To many, flying is a common activity, but to a group of children with special needs, it was all but a dream—until recently, when volunteer pilots from the Angeles City Flying Club (ACFC) turned this dream into reality for 40 kids from Chosen Children’s Village, Precious Community and SPED school in Angeles, Pampanga.
Dubbed “Reach for the Sky 3,” the event, on its third year, was organized by Photography with a Difference (PWD), in partnership with the Pampanga-based flying club.
PWD, which interestingly is also an acronym for People with Disabilities, is a group of volunteer photographers who organize activities for children with special needs throughout the country. Their goal is to help promote understanding and awareness of people with disabilities.

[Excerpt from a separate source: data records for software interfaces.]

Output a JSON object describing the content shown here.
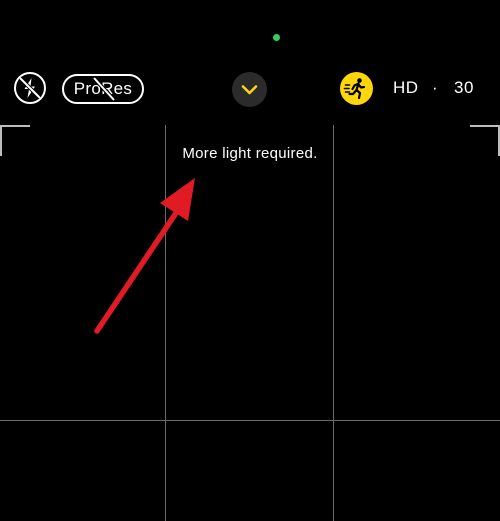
{
  "status": {
    "indicator_color": "#30d158"
  },
  "top_bar": {
    "flash": {
      "icon": "flash-off-icon",
      "state": "off"
    },
    "prores": {
      "label": "ProRes",
      "state": "off"
    },
    "controls_toggle": {
      "icon": "chevron-down-icon"
    },
    "action_mode": {
      "icon": "running-figure-icon",
      "state": "on",
      "color": "#ffd60a"
    },
    "resolution": "HD",
    "separator": "·",
    "frame_rate": "30"
  },
  "viewfinder": {
    "message": "More light required.",
    "grid": "on",
    "annotation": {
      "icon": "red-arrow-icon",
      "color": "#e01b24"
    }
  }
}
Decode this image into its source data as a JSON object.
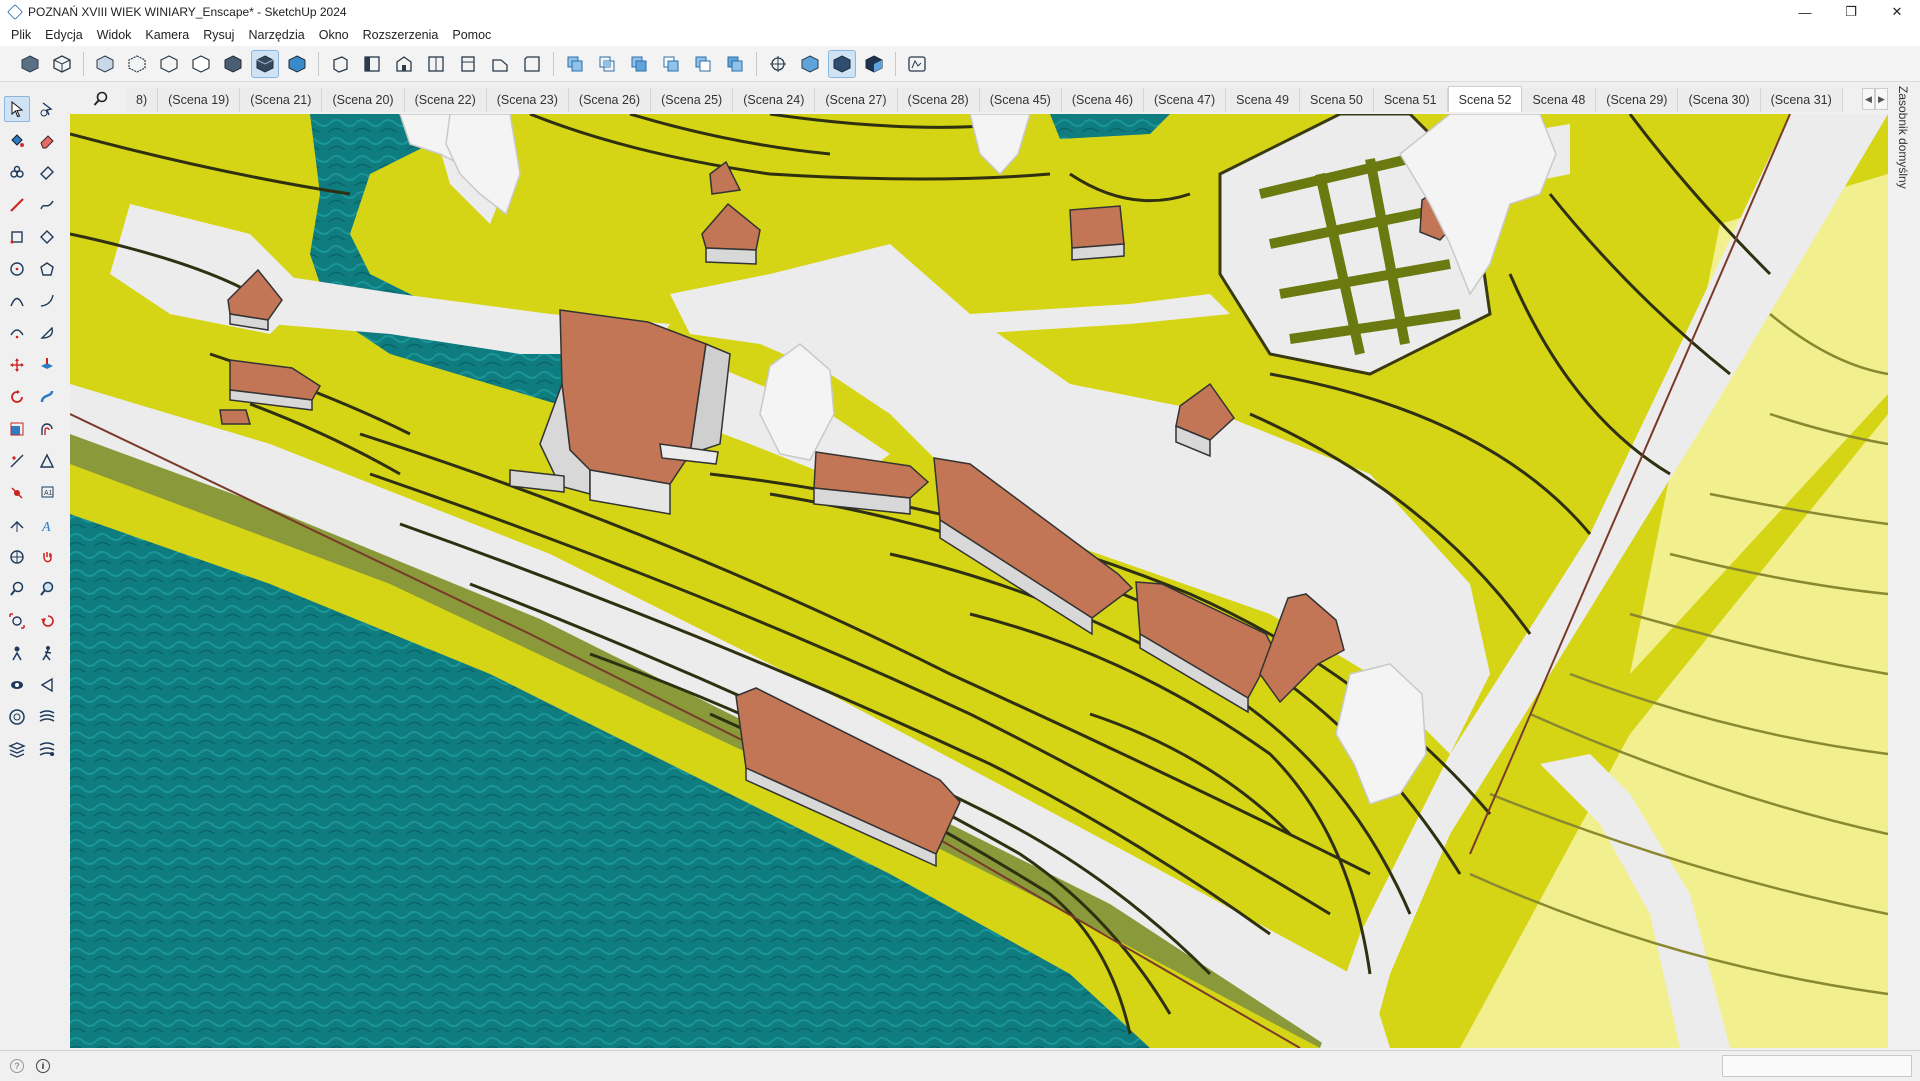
{
  "window": {
    "title": "POZNAŃ XVIII WIEK WINIARY_Enscape* - SketchUp 2024",
    "controls": {
      "minimize": "—",
      "restore": "❐",
      "close": "✕"
    }
  },
  "menu": [
    "Plik",
    "Edycja",
    "Widok",
    "Kamera",
    "Rysuj",
    "Narzędzia",
    "Okno",
    "Rozszerzenia",
    "Pomoc"
  ],
  "scene_tabs": {
    "items": [
      "8)",
      "(Scena 19)",
      "(Scena 21)",
      "(Scena 20)",
      "(Scena 22)",
      "(Scena 23)",
      "(Scena 26)",
      "(Scena 25)",
      "(Scena 24)",
      "(Scena 27)",
      "(Scena 28)",
      "(Scena 45)",
      "(Scena 46)",
      "(Scena 47)",
      "Scena 49",
      "Scena 50",
      "Scena 51",
      "Scena 52",
      "Scena 48",
      "(Scena 29)",
      "(Scena 30)",
      "(Scena 31)"
    ],
    "active": "Scena 52",
    "scroll_left": "◀",
    "scroll_right": "▶"
  },
  "right_panel": {
    "label": "Zasobnik domyślny"
  },
  "colors": {
    "terrain": "#d5d516",
    "terrain_light": "#f2ef8f",
    "water": "#0f7c80",
    "road": "#ececec",
    "roof": "#c27655",
    "contour": "#3a3a10"
  },
  "icons": {
    "top_toolbar": [
      "component-icon",
      "group-icon",
      "xray-icon",
      "back-edges-icon",
      "wireframe-icon",
      "hidden-line-icon",
      "shaded-icon",
      "shaded-textures-icon",
      "iso-view-icon",
      "top-view-icon",
      "front-view-icon",
      "right-view-icon",
      "back-view-icon",
      "left-view-icon",
      "outer-shell-icon",
      "intersect-icon",
      "union-icon",
      "subtract-icon",
      "trim-icon",
      "split-icon",
      "section-plane-icon",
      "display-sections-icon",
      "section-cuts-icon",
      "section-fill-icon",
      "model-info-icon"
    ],
    "left_toolbar": [
      "select-icon",
      "lasso-icon",
      "paint-bucket-icon",
      "eraser-icon",
      "tag-icon",
      "tape-icon",
      "line-icon",
      "freehand-icon",
      "rectangle-icon",
      "rotated-rectangle-icon",
      "circle-icon",
      "polygon-icon",
      "arc-icon",
      "two-point-arc-icon",
      "three-point-arc-icon",
      "pie-icon",
      "move-icon",
      "push-pull-icon",
      "rotate-icon",
      "follow-me-icon",
      "scale-icon",
      "offset-icon",
      "tape-measure-icon",
      "protractor-icon",
      "dimension-icon",
      "text-icon",
      "axes-icon",
      "3d-text-icon",
      "orbit-icon",
      "pan-icon",
      "zoom-icon",
      "zoom-window-icon",
      "zoom-extents-icon",
      "previous-view-icon",
      "position-camera-icon",
      "walk-icon",
      "look-around-icon",
      "section-plane-icon",
      "sandbox-icon",
      "stamp-icon",
      "drape-icon",
      "flip-icon"
    ]
  }
}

“We try to focus on activities that will be unique and fun for the kids and parents, but since it is an advocacy, we also want to make sure the activities are interesting enough to attract viewers and help increase awareness and understanding of our beneficiary organizations,” says PWD Core Group member Agnes Lapena.
As early as 6 a.m., the excited participants began to arrive in the airfield with several similarly excited pilots from ACFC greeting them in their ultralight aircraft.
“This event is something our pilots look forward to every year, and it’s great fun organizing it, and every year we try to level up and give the participants, especially the kids, something new and exciting to experience,” says ACFC president Terry Hockenhull.
As the kids got off the bus, they were led to a slew of activities that included a treasure hunt, parlor games, candy buffet, photo booth and petting zoo.
Organized into small groups of five to six, with their guardians, the kids were basically asked to simply enjoy the day and to try as many of the activities as they wanted.
Country fair theme
Activities were held in and around a converted hangar manned by employees from Canon, SM and volunteers from PWD organizations such as Down Syndrome Association of the Philippines, ADHD Society of the Philippines, Parent Advocates for Visually Impaired Children and Philippine Society of Orphan Disorder.
“As it is the third year, we wanted to give the event a different feel, so a country fair theme was adopted, which gave the kids more activities on the ground and our partners more opportunity to interact with the kids,” says Lapena.
But of course, the highlight was still flying, since that was what the kids were there for.
Strapped into the ultralight, a small fixed-wing light aircraft, pilots took turns bringing kids up above Woodlands Air Park for an unforgettable experience.
Joining pilots from ACFC was a Huey helicopter from the Philippine Air Force. Unlike the ultralights that can take only one passenger at a time, the chopper took several groups of eight passengers composed of kids, guardians and volunteers on several trips around Pampanga.
“The Philippine Air Force was there at the inception, and will continue to support this event for as long as it runs,” says Col. Miguel Okol.
Just like in previous years, each child and guardian will be partnered with Canon’s “A-Team” volunteer photographer who will not only document the day’s activity but also act as a big brother or sister to the child.
“The job of each volunteer photographer is to capture images that can be used for an exhibit to help promote awareness and understanding of special kids,” says Myh Lapid, a teacher and volunteer photographer, “but you can’t help going beyond that, especially when the kids cling to you—literally.”
The culmination of the event will be a roving photo exhibit in several SM Malls, featuring images from volunteer photographers printed by Canon Marketing Philippines. Both companies are original supporters of Reach for the Sky, and other activities of the PWD volunteer group.